Later Torah tradition, teaches us, in no less than in the name of the immortal prophet Elijah that Gentiles can receive Divine inspiration and prophecy equal to any child of Israel, depending upon one’s behavior.  “I call Heaven and Earth to bear witness, be it a man or woman, Jew or Gentile, freeman or slave, all can receive Divine inspiration (Ruah HaKodesh, the holy Spirit), all in accordance with their actions.” (Tana Dvei Eliyahu, Rabbah 9a).

In his commentary to Maimonides’ code, the Mishneh Torah, Torah Foundations, in the discussion about prophets and prophecies, Rabbi Aharon Soloveitchik has written that if there ever was a tried and true Gentile prophet to rise from the nations, it would be obligatory for even Israel to heed his words at the direction of God. (Sefer Perah Mateh Aharon, page 57)

In Isaiah it is written (66:21), “And from them too will I take for priests and for Levites,” says the Lord.” God will make priests and Levites from the nations to serve Him in the rebuilt Temple (see also Rashi).  In Tana Dvei Eliyahu, Zuta, 20:6 it states that the righteous of the nations are referred to as God’s priests. “Let Your priests be clothed with righteousness, and let Your devout ones sing praises” (Psalm 132:9). “Your priests,” these are the righteous of the nations of the world.  They are the priests to the Holy One, blessed be He in this world, such as Antoninus and those like him.

What we learn from this is that Torah does not view the theologies of others as being a hindrance to their being righteous human beings who are blessed and acceptable to God.  Unlike other religions, Judaism does not condemn non-believers and delegate them to an after-life of suffering and torture due to their practice of their own sacred beliefs.  While Judaism believes idolatrous beliefs to be mistaken, such a mistake does not in Torah eyes, evoke Divine wrath and eternal punishment.

So, why argue over religion?  Missionaries of all kinds will never cease to exist.  Peoples with all agendas will go on and on.  Everyone is so convinced that “my way” is right, and therefore “your way” has to be wrong. And equally everyone wonders, why can’t others see the things that are so clear and “self evident” to “me.”

You see!  This is the absence of faith!  When one demands that everyone be just like them, this is the opposite of faith and the very definition of the path of impurity, that, as we have seen above, is hated by God.

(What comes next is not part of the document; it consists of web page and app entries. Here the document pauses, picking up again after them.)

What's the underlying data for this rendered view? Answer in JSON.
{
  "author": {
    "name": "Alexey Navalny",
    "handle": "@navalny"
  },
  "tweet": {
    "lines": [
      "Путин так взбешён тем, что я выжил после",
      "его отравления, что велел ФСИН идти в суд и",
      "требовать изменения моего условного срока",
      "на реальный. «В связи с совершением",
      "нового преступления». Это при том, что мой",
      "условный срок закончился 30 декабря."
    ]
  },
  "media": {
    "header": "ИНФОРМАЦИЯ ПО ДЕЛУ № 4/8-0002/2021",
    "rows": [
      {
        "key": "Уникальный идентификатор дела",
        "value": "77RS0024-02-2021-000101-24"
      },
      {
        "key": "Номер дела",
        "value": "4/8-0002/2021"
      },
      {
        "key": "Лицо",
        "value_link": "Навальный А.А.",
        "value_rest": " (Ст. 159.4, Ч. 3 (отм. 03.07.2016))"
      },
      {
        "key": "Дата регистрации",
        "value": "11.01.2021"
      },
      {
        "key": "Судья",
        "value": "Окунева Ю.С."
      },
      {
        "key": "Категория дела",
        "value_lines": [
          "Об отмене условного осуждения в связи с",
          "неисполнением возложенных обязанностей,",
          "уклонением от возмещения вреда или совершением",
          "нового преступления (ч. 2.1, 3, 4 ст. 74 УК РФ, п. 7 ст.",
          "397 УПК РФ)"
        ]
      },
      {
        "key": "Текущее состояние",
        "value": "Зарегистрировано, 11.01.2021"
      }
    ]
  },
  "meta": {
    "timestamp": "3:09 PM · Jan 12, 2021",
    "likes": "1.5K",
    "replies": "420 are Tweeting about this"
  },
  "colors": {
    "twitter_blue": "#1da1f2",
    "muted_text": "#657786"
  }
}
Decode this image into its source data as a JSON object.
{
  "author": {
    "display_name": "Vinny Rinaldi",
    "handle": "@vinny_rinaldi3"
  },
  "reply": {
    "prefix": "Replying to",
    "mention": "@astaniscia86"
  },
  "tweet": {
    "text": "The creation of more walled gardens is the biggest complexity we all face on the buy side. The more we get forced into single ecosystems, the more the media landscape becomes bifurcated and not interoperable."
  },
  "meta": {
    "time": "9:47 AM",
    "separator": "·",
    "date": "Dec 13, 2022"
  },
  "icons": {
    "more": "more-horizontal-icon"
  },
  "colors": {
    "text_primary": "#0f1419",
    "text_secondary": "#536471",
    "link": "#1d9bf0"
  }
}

Now, maybe you have a little more insight into why I am so vocal in condemning the hypocrisy that exists in my own greater community.  I pray that each of us would have the courage to not only recognize, but also to speak out against the modern day extremists and desecration!

If we want to save religion, then we have to act sincerely and truly religious.  This requires of us to expose and condemn the religious extremists and hypocrites, especially when they are in our own camps, calling themselves “ultra-orthodox.”  There is no such thing!  We have Torah and we have Halakha (Law).  Those who walk in their path are called Torah faithful.  Those who do not, (in spite of extremist appearances), simply are not walking the Torah Way, and thus are far from Torah’s God and His Grace.

God expects from us courage.  We have to have the courage to acknowledge, beyond ethnicity and nationality, who are the true children of God and who are not.  This will never be defined by national identity or by doctrinal proclamations.  Rather this will be decided as God Himself has said (and repeated by the classical Sages), those who are sincere and righteous are God’s people, those who are neither are not! It is that simple.

It is better to live among righteous Gentiles than to live among unrighteous Jews.  Painful as this may be to some, it is true.  God looks to behavior.  Look around where you live, without your “rose-colored” glasses, and ask, are these people, my neighbors, the ones who truly give glory to God? Are these my neighbors the kind of people I want to be, and I want my children to be?  Be careful how you answer, remember God is reading your minds and knows your thoughts.  If you are a hypocrite or if you judge by superficials or ethnicities only, God will judge you.

Be mindful.  Be honest.  Be courageous.  Be a true and sincere child of God, and serve Heaven properly.


Ariel Bar Tzadok